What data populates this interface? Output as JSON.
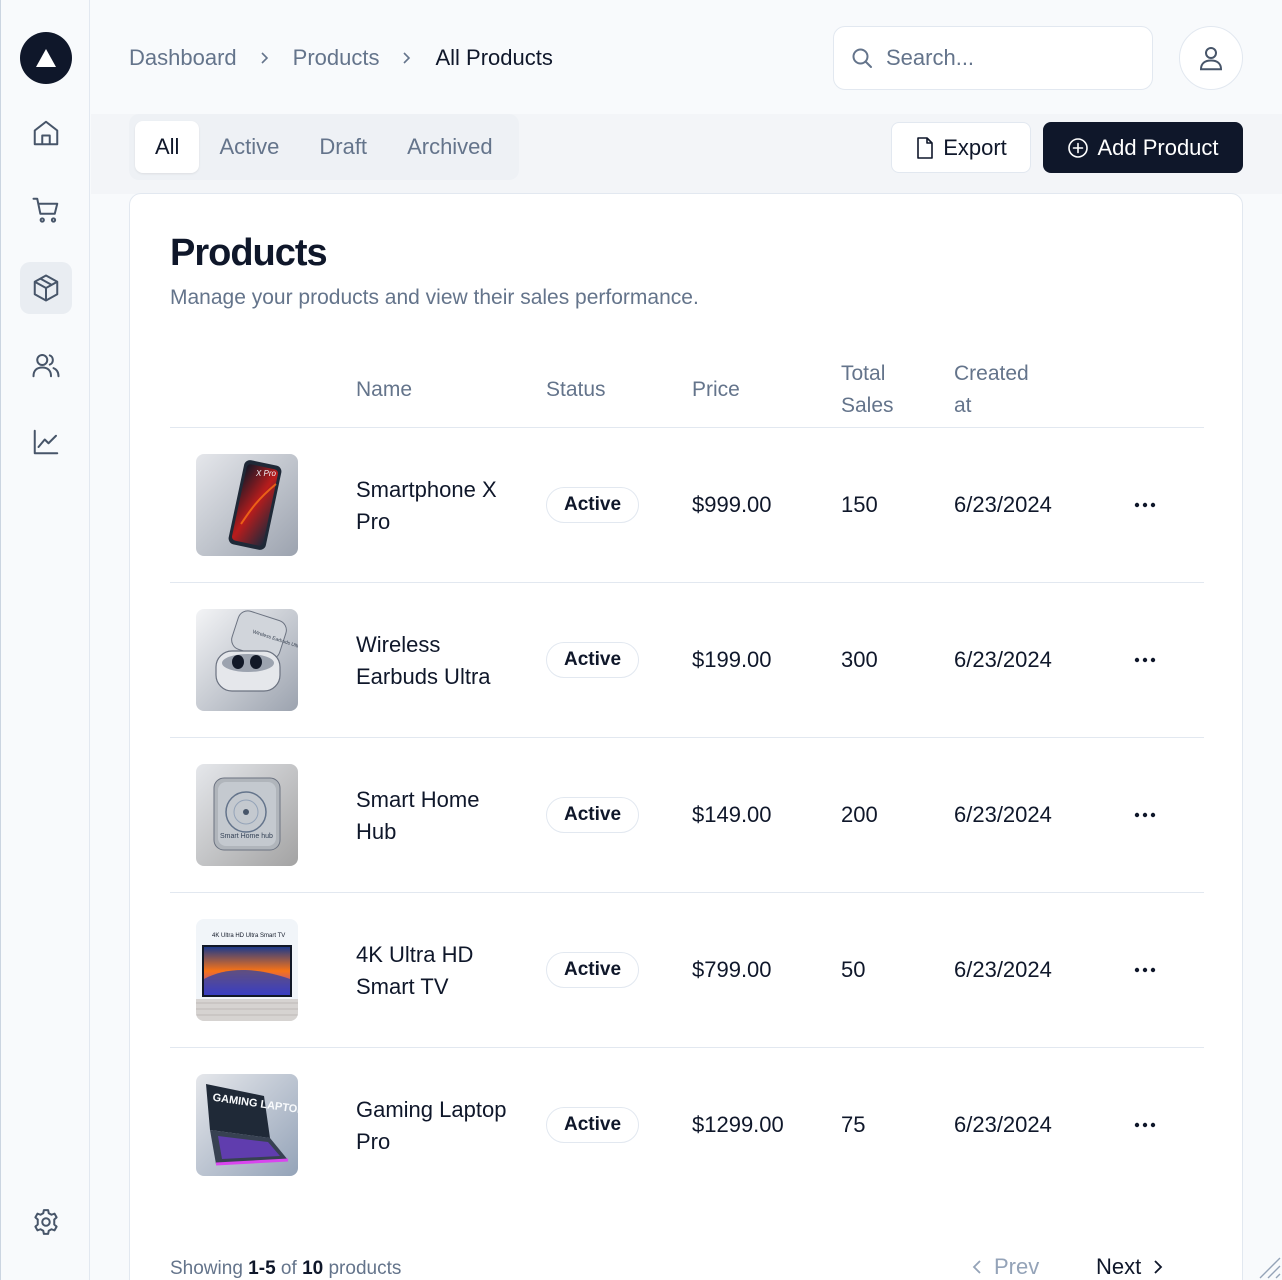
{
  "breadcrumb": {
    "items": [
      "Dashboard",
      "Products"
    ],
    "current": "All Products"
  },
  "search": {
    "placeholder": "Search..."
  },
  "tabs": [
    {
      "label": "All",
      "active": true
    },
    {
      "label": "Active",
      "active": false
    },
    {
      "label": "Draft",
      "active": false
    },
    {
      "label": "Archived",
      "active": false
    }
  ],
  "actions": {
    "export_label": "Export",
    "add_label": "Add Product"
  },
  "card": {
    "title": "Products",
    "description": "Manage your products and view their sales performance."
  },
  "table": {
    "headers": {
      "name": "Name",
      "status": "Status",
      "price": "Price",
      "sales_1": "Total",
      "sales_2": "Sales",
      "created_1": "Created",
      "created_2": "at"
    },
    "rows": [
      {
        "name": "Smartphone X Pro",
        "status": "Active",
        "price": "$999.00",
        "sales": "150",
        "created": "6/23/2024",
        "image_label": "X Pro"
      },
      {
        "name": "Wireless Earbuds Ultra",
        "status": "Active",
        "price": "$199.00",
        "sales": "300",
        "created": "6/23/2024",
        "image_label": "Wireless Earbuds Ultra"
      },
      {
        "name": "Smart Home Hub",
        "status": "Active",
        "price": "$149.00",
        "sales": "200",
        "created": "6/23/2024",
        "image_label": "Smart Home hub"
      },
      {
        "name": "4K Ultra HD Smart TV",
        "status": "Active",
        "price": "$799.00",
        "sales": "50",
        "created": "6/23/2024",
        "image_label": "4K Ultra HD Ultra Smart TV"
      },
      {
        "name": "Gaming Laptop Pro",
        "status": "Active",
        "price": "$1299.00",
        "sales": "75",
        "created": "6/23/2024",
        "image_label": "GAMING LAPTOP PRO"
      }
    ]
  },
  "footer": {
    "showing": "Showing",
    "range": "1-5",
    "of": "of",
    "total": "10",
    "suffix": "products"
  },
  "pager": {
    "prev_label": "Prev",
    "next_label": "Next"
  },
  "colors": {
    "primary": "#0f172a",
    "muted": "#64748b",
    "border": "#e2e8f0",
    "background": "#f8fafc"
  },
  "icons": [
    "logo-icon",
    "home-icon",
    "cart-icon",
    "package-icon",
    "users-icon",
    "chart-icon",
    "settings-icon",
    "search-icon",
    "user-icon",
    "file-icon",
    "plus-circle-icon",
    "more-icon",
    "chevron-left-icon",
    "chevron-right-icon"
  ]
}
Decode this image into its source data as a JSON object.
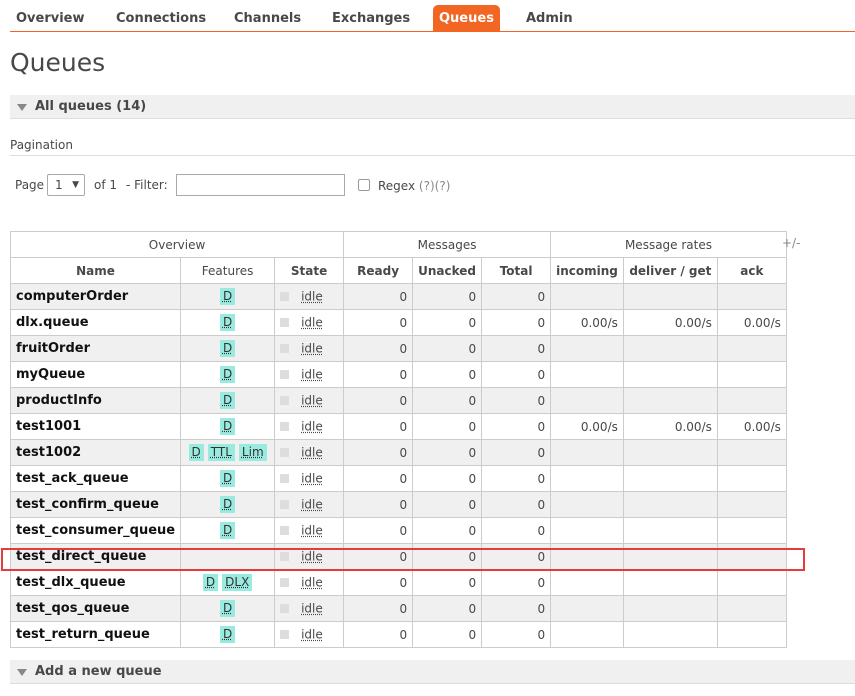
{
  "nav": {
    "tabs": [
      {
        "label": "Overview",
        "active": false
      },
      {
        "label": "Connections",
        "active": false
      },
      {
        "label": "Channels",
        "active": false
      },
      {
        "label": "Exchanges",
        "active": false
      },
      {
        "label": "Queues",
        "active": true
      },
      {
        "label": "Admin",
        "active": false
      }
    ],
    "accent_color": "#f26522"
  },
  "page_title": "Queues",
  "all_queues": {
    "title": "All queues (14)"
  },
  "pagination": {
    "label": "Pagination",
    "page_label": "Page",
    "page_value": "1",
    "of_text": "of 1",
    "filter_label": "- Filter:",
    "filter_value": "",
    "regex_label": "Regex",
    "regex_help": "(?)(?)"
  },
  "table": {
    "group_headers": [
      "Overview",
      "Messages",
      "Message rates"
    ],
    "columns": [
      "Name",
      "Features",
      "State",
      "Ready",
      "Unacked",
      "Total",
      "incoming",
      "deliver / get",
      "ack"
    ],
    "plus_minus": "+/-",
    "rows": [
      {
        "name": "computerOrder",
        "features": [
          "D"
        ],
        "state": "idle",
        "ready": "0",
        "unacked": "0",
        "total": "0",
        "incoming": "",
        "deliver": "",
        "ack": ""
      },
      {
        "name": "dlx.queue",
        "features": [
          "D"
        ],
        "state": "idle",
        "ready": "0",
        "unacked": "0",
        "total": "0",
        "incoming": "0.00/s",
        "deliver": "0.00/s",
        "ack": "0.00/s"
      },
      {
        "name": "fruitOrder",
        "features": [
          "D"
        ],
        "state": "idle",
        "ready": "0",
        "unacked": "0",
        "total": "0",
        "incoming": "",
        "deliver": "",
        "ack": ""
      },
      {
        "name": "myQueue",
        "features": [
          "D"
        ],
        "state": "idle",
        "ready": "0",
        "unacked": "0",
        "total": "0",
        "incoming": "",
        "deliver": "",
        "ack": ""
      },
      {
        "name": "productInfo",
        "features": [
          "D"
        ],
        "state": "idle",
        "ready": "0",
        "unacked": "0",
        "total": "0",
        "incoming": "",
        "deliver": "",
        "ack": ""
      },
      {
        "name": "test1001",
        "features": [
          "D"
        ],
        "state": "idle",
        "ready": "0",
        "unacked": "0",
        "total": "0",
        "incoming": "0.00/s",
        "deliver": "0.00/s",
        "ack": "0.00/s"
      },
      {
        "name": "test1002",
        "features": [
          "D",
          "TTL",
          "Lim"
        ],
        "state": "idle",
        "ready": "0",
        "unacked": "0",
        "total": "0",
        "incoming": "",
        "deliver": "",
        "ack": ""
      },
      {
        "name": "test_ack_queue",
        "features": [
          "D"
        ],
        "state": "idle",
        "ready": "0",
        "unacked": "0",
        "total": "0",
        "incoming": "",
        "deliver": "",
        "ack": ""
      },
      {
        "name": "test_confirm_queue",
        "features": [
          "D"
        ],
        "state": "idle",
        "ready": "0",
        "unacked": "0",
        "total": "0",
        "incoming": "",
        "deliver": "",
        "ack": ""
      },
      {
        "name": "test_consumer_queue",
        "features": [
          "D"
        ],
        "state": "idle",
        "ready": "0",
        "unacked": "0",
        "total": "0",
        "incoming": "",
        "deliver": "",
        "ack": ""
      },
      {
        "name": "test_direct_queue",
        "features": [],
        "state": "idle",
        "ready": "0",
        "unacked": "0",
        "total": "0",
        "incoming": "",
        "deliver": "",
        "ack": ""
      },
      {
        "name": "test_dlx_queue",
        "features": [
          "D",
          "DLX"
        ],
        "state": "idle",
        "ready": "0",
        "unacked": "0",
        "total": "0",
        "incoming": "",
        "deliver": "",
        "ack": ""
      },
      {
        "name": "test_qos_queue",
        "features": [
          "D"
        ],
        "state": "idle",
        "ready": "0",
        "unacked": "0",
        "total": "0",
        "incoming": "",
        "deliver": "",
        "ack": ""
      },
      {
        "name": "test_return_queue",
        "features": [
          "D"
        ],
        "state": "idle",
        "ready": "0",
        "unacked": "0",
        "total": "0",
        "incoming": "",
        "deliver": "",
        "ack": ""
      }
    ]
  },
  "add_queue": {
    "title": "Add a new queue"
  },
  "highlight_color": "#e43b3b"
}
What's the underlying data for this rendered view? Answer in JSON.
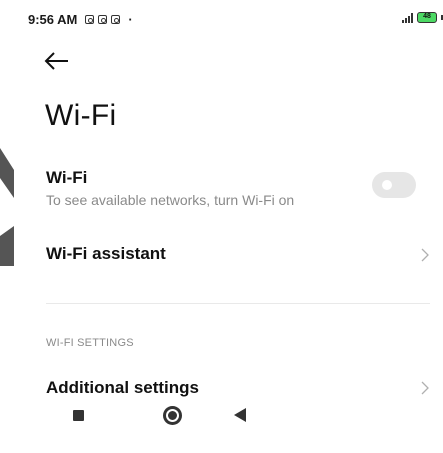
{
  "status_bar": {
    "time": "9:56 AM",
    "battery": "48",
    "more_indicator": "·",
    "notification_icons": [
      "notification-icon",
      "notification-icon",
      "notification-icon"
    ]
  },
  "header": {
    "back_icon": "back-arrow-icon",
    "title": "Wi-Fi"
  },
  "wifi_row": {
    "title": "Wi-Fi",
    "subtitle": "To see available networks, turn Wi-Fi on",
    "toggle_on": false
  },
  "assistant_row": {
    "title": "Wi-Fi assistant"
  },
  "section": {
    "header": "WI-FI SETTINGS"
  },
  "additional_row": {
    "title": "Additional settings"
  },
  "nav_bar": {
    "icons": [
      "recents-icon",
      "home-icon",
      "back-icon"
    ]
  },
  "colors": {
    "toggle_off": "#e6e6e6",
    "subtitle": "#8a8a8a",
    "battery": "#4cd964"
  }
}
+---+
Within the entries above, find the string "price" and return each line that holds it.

      "price": "Price",
        "price": "$999.00",
        "price": "$199.00",
        "price": "$149.00",
        "price": "$799.00",
        "price": "$1299.00",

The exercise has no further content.